Church in San Francisco Opens Its Door For Homeless People To Sleep Overnight

Fifteen years ago, St. Boniface Church in San Francisco opened its doors to homeless people in need of housing. This project, known as the 2004 Gubbio Project, was initiated by Father Louis Vitale of the church with community activist Shelly Roder.

Since then, hundreds of people walk into the church every day, sleeping on benches and covered with blankets provided by the staff.

The Gubbio project website reports:

“When our guests go to the churches, no questions are asked.To remove all barriers to entry, there is no registration document or submission form.Nobody has ever been rejected. Everyone is welcomed, respected and treated with dignity. ”

Although two-thirds of the church is reserved for the needs of the project, it is open to visitors to the local church during the day.

According to a representative of Gubbio:

“This sends a strong message to our neighbors – they are essentially part of the community and should not be rejected when those who have a home come to recollect.This also sends a message to the visitors of the fair – the community includes the tired people , the poor, people with mental health problems and the wet, cold and dirty people. “

People who go through the facility are not treated as prisoners, which is often the case in many homeless shelters, and 95% of those surveyed say it is safe and different.

According to TruthTheory, these are the three objectives of this project:

  • “Provide a clean, beautiful, calm and safe place where people can rest during the day.
    cultivate a sense of community among the homeless and understanding and shared responsibility in the community.
  • to ensure the physical, social, psychological and spiritual well-being of the homeless people sharing the Gubbio space in Saint-Boniface and Saint-Jean. “
  • Unfortunately, homeless people are rarely treated kindly, and many attempts to force them and laws to prevent the spread of the disease.

Activists say such laws criminalize homeless people.

According to Mark Lane:

“That means they criminalize homelessness, they have created four laws against the homeless, no camping, no sleep in cars, no manipulation and no food for the homeless.”

We live in a cruel world and it seems that many of us have forgotten the value of usability.
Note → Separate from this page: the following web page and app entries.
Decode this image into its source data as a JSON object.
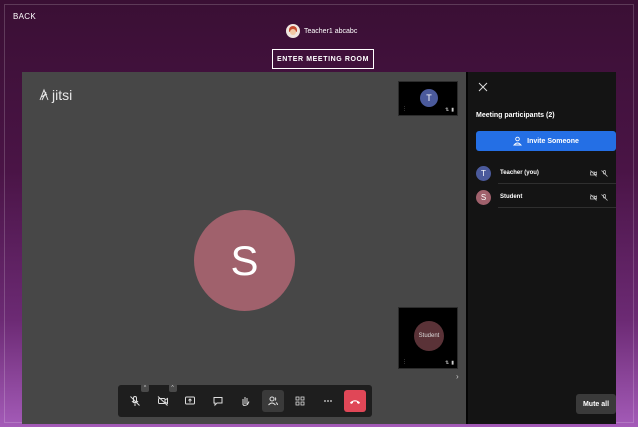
{
  "nav": {
    "back_label": "BACK"
  },
  "user": {
    "name": "Teacher1 abcabc"
  },
  "enter_button": {
    "label": "ENTER MEETING ROOM"
  },
  "stage": {
    "logo_text": "jitsi",
    "dominant_initial": "S",
    "dominant_color": "#a0616c",
    "thumbnails": [
      {
        "initial": "T",
        "color": "#4b5a9c"
      },
      {
        "initial": "",
        "label": "Student",
        "color": "#5a3237"
      }
    ]
  },
  "toolbar": {
    "items": [
      "microphone-muted-icon",
      "camera-off-icon",
      "screen-share-icon",
      "chat-icon",
      "raise-hand-icon",
      "participants-icon",
      "tile-view-icon",
      "more-icon",
      "hangup-icon"
    ],
    "hangup_color": "#e04757"
  },
  "panel": {
    "title": "Meeting participants (2)",
    "invite_label": "Invite Someone",
    "invite_color": "#246fe5",
    "participants": [
      {
        "initial": "T",
        "name": "Teacher (you)",
        "color": "#4b5a9c"
      },
      {
        "initial": "S",
        "name": "Student",
        "color": "#a0616c"
      }
    ],
    "mute_all_label": "Mute all"
  }
}
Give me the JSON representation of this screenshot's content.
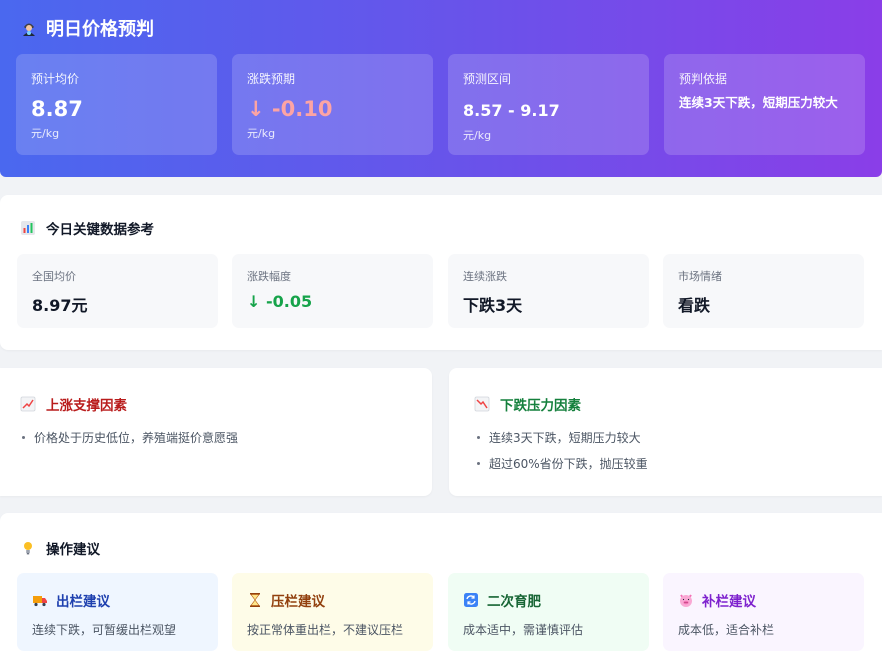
{
  "header": {
    "title": "明日价格预判",
    "icon": "fortune-teller-icon",
    "cards": {
      "avg": {
        "label": "预计均价",
        "value": "8.87",
        "unit": "元/kg"
      },
      "change": {
        "label": "涨跌预期",
        "value": "-0.10",
        "arrow": "↓",
        "unit": "元/kg",
        "color": "#fda4a4"
      },
      "range": {
        "label": "预测区间",
        "value": "8.57 - 9.17",
        "unit": "元/kg"
      },
      "basis": {
        "label": "预判依据",
        "value": "连续3天下跌，短期压力较大"
      }
    }
  },
  "today": {
    "title": "今日关键数据参考",
    "icon": "bar-chart-icon",
    "items": [
      {
        "label": "全国均价",
        "value": "8.97元"
      },
      {
        "label": "涨跌幅度",
        "value": "-0.05",
        "arrow": "↓",
        "color": "#16a34a"
      },
      {
        "label": "连续涨跌",
        "value": "下跌3天"
      },
      {
        "label": "市场情绪",
        "value": "看跌"
      }
    ]
  },
  "factors": {
    "up": {
      "title": "上涨支撑因素",
      "icon": "chart-increasing-icon",
      "color": "#b91c1c",
      "items": [
        "价格处于历史低位，养殖端挺价意愿强"
      ]
    },
    "down": {
      "title": "下跌压力因素",
      "icon": "chart-decreasing-icon",
      "color": "#15803d",
      "items": [
        "连续3天下跌，短期压力较大",
        "超过60%省份下跌，抛压较重"
      ]
    }
  },
  "advice": {
    "title": "操作建议",
    "icon": "light-bulb-icon",
    "items": [
      {
        "title": "出栏建议",
        "icon": "truck-icon",
        "desc": "连续下跌，可暂缓出栏观望",
        "color": "#1e40af",
        "bg": "#eff6ff"
      },
      {
        "title": "压栏建议",
        "icon": "hourglass-icon",
        "desc": "按正常体重出栏，不建议压栏",
        "color": "#92400e",
        "bg": "#fefce8"
      },
      {
        "title": "二次育肥",
        "icon": "repeat-icon",
        "desc": "成本适中，需谨慎评估",
        "color": "#166534",
        "bg": "#f0fdf4"
      },
      {
        "title": "补栏建议",
        "icon": "pig-icon",
        "desc": "成本低，适合补栏",
        "color": "#7e22ce",
        "bg": "#faf5ff"
      }
    ]
  }
}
We can not solve the problem by ignoring it, but we must decide and help the homeless.

This church is a living example of kindness, solicitude and benevolence which, unfortunately, are underrated virtues nowadays.